Volkswagen appears ready to add a second vehicle line and hire hundreds of additional workers in Chattanooga even if hourly employees at VW’s assembly plant vote against representation by the United Auto Workers, U.S. Sen. Bob Corker, R-Tenn., said Wednesday night as the unionization vote began. “I’ve had conversations today and based on those am assured that should the workers vote against the UAW, Volkswagen will announce in the coming weeks that it will manufacture its new midsize SUV here in Chattanooga,” Corker said in a statement released Wednesday night.
Everyday writing at Colonial takes edge off exam. If the private, edgy artist Edgar Degas had a pet, Colonial Middle seventh-grader Fallon Flowers is betting it would be an ostrich. As part of a writing assignment in art, so routine now at Colonial Middle School, she researched Degas and wrote what she learned, including her plucky argument for why he deserved an ostrich underfoot. “He is mean and has a private life,” Fallon said. “Ostriches are very aggressive, and they are very territorial.” Friday she will present her work to the class — her graceful, pastel rendition of the creature, complete with arching neck in the shades of pink that Degas loved so much, and her written argument.
A new report from the Pew Research Center should add to the public’s sense of urgency about improving public education. The report shows that the income gap between those with a high school education and those with a college education has more than doubled since 1965. Clearly, in the 21st century, post-secondary education is the key to community prosperity and achieving a middle-class income. The report shows that young college graduates between the ages of 25 and 32 who are working full time earn about $17,500 more than their high school graduate counterparts ($45,500 versus $28,000).

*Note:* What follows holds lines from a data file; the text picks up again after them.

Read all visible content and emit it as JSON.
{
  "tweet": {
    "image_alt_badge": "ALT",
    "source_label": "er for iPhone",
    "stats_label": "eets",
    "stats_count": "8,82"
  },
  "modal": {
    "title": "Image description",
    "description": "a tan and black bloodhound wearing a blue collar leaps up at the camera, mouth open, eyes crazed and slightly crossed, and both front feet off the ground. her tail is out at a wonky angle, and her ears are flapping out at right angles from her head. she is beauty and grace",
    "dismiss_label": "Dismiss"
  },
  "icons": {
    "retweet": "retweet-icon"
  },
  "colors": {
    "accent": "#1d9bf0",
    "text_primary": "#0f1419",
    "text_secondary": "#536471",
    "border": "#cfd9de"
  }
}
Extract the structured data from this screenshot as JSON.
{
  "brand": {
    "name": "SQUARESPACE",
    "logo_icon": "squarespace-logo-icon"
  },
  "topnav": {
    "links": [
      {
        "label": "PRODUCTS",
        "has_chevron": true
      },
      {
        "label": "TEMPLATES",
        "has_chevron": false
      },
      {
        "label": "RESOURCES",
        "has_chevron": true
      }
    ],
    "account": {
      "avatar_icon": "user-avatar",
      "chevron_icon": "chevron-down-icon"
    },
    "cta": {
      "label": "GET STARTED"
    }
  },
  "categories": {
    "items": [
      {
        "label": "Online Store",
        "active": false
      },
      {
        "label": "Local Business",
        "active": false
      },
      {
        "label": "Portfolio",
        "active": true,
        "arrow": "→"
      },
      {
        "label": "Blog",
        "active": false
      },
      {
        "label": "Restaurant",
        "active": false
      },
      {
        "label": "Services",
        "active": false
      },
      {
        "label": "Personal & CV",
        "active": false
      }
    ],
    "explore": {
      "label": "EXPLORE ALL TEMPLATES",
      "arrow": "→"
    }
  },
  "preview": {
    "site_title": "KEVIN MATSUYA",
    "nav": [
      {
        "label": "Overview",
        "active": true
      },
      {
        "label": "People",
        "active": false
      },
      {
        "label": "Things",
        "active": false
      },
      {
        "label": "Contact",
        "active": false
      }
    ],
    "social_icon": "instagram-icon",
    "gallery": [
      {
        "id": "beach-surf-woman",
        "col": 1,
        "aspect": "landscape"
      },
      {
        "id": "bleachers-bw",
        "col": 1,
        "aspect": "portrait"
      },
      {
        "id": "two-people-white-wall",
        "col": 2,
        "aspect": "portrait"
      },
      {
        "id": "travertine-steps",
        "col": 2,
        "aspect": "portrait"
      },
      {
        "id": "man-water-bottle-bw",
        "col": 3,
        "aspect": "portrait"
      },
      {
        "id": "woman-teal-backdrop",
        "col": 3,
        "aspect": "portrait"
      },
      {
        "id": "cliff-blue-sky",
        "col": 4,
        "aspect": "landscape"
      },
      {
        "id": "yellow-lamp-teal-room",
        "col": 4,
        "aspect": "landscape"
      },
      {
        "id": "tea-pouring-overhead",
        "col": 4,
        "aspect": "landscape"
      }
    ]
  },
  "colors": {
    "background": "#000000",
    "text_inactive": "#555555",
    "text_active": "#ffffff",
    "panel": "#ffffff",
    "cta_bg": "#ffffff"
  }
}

It seems logical: College graduates have lower unemployment and earn more than less educated workers, so, the thinking goes, the fix for today’s anemic growth in jobs and wages is to make sure that more people earn college degrees. But that’s a common misperception, deflecting attention from the serious work that has to be done to create jobs and improve incomes. A college education remains a path to more stable, higher-paying employment. The recent jobless rate for college graduates ages 25 and older was 3.2 percent, and their median pay at full-time, full-year jobs was $75,300 for men and $53,700 for women.
Not content with attempting to block the enforcement of federal laws and removing local control from cities and counties on some matters, some in the state Legislature’s Republican supermajority now want to undermine the authority of the governor’s office. This pattern of power-grabbing is in some cases futile — states cannot nullify federal laws, for example — but presents a danger to the system of checks and balances developed in the state for more than two centuries. State Rep. Matthew Hill, R-Jonesborough, is sponsoring a bill that would require the governor to get specific approval from the Legislature for any move to lay off 50 or more state employees in any department or agency.